◆ **EXERCISE BRIEF**: Below are the records. State how many of their lines hold the word "icon", and add nothing else.

[DATA UNDER STUDY — start]

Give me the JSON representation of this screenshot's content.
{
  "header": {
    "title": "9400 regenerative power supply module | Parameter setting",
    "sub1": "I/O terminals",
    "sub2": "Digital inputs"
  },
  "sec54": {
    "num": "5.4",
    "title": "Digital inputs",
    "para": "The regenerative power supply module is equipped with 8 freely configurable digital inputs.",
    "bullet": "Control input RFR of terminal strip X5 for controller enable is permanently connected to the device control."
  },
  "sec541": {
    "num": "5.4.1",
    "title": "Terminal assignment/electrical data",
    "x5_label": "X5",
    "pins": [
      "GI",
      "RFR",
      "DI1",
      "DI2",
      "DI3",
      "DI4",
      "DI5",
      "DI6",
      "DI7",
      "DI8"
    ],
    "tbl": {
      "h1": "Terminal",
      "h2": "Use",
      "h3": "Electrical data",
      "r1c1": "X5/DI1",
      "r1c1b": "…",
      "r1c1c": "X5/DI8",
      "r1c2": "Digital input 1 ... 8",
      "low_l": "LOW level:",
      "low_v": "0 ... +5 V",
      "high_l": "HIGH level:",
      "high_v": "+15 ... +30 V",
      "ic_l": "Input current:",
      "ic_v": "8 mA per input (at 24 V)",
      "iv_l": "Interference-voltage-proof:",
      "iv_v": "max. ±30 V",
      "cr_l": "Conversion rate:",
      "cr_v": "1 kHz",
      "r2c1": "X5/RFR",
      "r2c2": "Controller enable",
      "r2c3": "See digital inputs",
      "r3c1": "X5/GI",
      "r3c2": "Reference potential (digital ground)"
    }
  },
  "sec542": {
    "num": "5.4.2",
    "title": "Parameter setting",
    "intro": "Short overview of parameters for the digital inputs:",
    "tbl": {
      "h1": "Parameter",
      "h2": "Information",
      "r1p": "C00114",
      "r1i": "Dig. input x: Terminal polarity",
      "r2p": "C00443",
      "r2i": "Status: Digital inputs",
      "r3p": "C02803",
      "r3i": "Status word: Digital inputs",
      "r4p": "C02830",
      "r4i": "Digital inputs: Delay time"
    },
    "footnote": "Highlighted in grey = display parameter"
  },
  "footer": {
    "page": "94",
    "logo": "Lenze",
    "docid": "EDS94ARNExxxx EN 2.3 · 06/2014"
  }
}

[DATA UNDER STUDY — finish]
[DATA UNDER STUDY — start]

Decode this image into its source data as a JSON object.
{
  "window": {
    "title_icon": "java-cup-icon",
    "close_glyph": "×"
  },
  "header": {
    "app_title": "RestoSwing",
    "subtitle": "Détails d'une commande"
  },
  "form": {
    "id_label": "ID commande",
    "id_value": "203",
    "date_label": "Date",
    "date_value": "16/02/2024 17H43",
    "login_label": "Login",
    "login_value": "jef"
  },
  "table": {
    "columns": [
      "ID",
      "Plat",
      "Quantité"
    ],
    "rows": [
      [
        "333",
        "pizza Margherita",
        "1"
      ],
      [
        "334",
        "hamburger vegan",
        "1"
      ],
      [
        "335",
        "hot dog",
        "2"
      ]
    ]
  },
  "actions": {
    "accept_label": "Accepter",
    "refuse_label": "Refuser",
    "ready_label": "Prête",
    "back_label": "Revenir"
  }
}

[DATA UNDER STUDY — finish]
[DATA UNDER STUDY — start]

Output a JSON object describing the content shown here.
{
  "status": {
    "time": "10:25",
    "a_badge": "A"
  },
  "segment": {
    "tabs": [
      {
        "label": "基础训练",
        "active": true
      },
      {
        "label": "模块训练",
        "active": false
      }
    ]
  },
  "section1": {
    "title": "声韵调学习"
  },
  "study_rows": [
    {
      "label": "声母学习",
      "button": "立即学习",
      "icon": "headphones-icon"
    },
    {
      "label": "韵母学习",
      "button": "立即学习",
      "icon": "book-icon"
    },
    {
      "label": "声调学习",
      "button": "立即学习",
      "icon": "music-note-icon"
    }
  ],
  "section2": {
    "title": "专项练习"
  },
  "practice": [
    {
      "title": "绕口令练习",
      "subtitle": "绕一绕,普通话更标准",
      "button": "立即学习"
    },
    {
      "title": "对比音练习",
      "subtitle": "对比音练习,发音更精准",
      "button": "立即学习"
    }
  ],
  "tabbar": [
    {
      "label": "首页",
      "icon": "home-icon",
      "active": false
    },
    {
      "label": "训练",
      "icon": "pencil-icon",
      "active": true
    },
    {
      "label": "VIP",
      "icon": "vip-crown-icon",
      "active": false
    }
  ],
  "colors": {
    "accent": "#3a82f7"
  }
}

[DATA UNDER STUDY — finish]

◆ **WRITTEN SOLUTION**: 7